How To Pick A CPU


The processor, also known as the CPU (for Central Processing Unit) is the brains of your computer.

This is Part 3 of the Buying A New Computer Series.

The CPU isn’t the only thing that will determine how well your computer performs, but it is an extremely important part. The CPU executes the code – which is to say, it runs the programs. The processor performs thousands upon thousands of calculations each second. It moves data in and out of memory. It writes information to disk and then fetches it when needed. The CPU is the boss as well as the traffic cop that makes your computer work.

How quickly the CPU executes instructions (i.e., how fast it is) is the speed that PC manufacturers brag about in their ads. Processor speeds are currently measured in Gigahertz, abbreviated as GHz.


There are many different types of CPUs in current computers, from two different manufacturers. The most commonly found Intel processors are

Celeron Pentium Dual Core Core 2 Duo Core 2 Quad Without getting deep into the specs, the processors are listed, from slower to faster, in the order of how quickly they can process data – which in plain English means how fast they are.

There is also a special case, the Atom, which Intel uses in NetBooks, those extra small, lightweight notebooks meant for web surfing and email. The Atom processor requires less power, so the battery lasts longer. However, it is also slower and less able to multi-task.

With computers, there is always a trade off between speed and battery life, so you are less likely to see the most powerful processors in notebook computers.
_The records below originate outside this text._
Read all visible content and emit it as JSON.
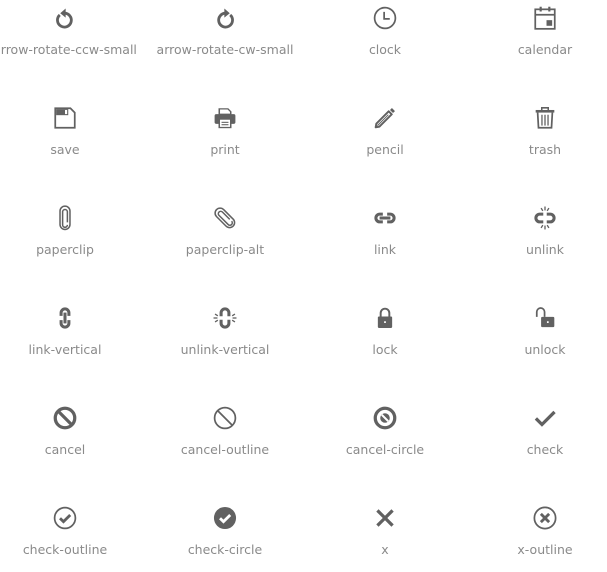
{
  "icon_color": "#616161",
  "label_color": "#8a8a8a",
  "icons": [
    {
      "name": "arrow-rotate-ccw-small",
      "label": "arrow-rotate-ccw-small"
    },
    {
      "name": "arrow-rotate-cw-small",
      "label": "arrow-rotate-cw-small"
    },
    {
      "name": "clock",
      "label": "clock"
    },
    {
      "name": "calendar",
      "label": "calendar"
    },
    {
      "name": "save",
      "label": "save"
    },
    {
      "name": "print",
      "label": "print"
    },
    {
      "name": "pencil",
      "label": "pencil"
    },
    {
      "name": "trash",
      "label": "trash"
    },
    {
      "name": "paperclip",
      "label": "paperclip"
    },
    {
      "name": "paperclip-alt",
      "label": "paperclip-alt"
    },
    {
      "name": "link",
      "label": "link"
    },
    {
      "name": "unlink",
      "label": "unlink"
    },
    {
      "name": "link-vertical",
      "label": "link-vertical"
    },
    {
      "name": "unlink-vertical",
      "label": "unlink-vertical"
    },
    {
      "name": "lock",
      "label": "lock"
    },
    {
      "name": "unlock",
      "label": "unlock"
    },
    {
      "name": "cancel",
      "label": "cancel"
    },
    {
      "name": "cancel-outline",
      "label": "cancel-outline"
    },
    {
      "name": "cancel-circle",
      "label": "cancel-circle"
    },
    {
      "name": "check",
      "label": "check"
    },
    {
      "name": "check-outline",
      "label": "check-outline"
    },
    {
      "name": "check-circle",
      "label": "check-circle"
    },
    {
      "name": "x",
      "label": "x"
    },
    {
      "name": "x-outline",
      "label": "x-outline"
    }
  ]
}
AMD, the other big player in the CPU field, generally sells its processors for less than Intel, resulting in a lower overall computer price for consumers.

There is a raging debate about Intel vs AMD, but just remember – for normal use, you might be able to save a few dollars by going with an AMD processor without sacrificing performance.

AMD makes it almost impossible to compare their CPU specs by giving the various processors meaningless names. The most commonly found AMD processors in desktop computers are:

Athlon Athlon X2 Dual Core Phenom X3 Triple Core Phenom X4 Quad Core Again, the list is ranked from slower to faster.

However, there is not a straight one-to-one comparison between AMD and Intel processors. An Athlon X2 Dual Core will not necessarily have the same specs as an Intel Core 2 Duo.


You don’t need to get tied up in knots over CPU specs. The computer company will give you a rough measure, in GHz, of the speed. You will also get an excellent predictor or performance in the price. A computer that costs $500 is almost guaranteed to be slower than one that costs $900

Small increases in CPU speed will not be as noticeable as increases in RAM. To the person sitting in front of the monitor, a 2.3 GHz CPU with 512 MB of RAM will seem much slower than a 2.1 GHz CPU with 2 GB of RAM.


When you are selecting your computer, a faster CPU is better than an older, slower CPU because it will be better able to handle new applications that you may add in the next two or three years. New programs, from word processors to internet browsers, demand more and more CPU power to run.

So get the best processor you can afford, even if it is not the very fastest processor in the line.